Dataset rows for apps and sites

###

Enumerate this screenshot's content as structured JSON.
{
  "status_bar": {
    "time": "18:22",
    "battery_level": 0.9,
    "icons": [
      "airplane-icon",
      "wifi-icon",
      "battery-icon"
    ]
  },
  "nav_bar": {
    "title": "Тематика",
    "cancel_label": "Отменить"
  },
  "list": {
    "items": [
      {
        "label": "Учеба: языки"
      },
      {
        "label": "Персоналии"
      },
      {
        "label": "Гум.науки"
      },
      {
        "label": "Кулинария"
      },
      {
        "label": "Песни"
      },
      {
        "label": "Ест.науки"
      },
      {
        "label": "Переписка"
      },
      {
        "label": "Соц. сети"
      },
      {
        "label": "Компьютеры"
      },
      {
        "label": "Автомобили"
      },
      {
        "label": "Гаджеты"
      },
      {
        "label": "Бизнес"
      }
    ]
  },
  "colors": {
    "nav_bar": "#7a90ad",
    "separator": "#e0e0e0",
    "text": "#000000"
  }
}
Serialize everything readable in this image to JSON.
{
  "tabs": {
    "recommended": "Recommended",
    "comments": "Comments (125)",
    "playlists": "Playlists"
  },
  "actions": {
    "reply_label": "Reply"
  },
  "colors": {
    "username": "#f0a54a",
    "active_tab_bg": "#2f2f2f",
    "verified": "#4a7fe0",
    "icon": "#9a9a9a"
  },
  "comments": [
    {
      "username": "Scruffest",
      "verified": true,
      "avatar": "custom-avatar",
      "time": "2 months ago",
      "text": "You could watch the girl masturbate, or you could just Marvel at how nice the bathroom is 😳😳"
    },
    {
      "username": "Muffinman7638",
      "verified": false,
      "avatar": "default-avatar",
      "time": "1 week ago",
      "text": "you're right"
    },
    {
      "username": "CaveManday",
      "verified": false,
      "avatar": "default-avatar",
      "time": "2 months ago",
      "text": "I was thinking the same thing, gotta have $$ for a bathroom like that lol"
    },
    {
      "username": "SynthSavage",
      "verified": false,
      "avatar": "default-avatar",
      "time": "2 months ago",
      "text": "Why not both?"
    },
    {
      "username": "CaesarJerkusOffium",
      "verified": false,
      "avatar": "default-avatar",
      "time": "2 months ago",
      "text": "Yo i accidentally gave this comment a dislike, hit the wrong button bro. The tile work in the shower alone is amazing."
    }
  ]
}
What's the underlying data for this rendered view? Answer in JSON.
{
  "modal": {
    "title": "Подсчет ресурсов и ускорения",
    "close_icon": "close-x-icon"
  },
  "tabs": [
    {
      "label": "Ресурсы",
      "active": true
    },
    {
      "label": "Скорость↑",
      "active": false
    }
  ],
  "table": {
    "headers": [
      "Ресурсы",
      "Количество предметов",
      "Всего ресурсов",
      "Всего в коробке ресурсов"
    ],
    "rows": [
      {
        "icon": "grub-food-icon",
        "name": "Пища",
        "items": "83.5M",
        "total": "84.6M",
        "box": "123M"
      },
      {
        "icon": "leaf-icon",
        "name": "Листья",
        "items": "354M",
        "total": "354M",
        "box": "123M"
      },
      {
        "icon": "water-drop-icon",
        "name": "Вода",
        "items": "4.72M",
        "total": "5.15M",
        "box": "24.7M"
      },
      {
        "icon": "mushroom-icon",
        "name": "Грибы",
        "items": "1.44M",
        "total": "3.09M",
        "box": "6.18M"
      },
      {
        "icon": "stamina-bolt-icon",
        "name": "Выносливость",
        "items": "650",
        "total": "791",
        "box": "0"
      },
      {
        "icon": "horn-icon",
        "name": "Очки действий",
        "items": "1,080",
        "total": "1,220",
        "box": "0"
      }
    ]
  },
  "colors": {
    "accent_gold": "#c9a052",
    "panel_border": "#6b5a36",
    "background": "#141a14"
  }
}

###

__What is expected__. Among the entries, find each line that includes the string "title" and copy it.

__Answer box__.
    "title": "Тематика",
    "title": "Подсчет ресурсов и ускорения",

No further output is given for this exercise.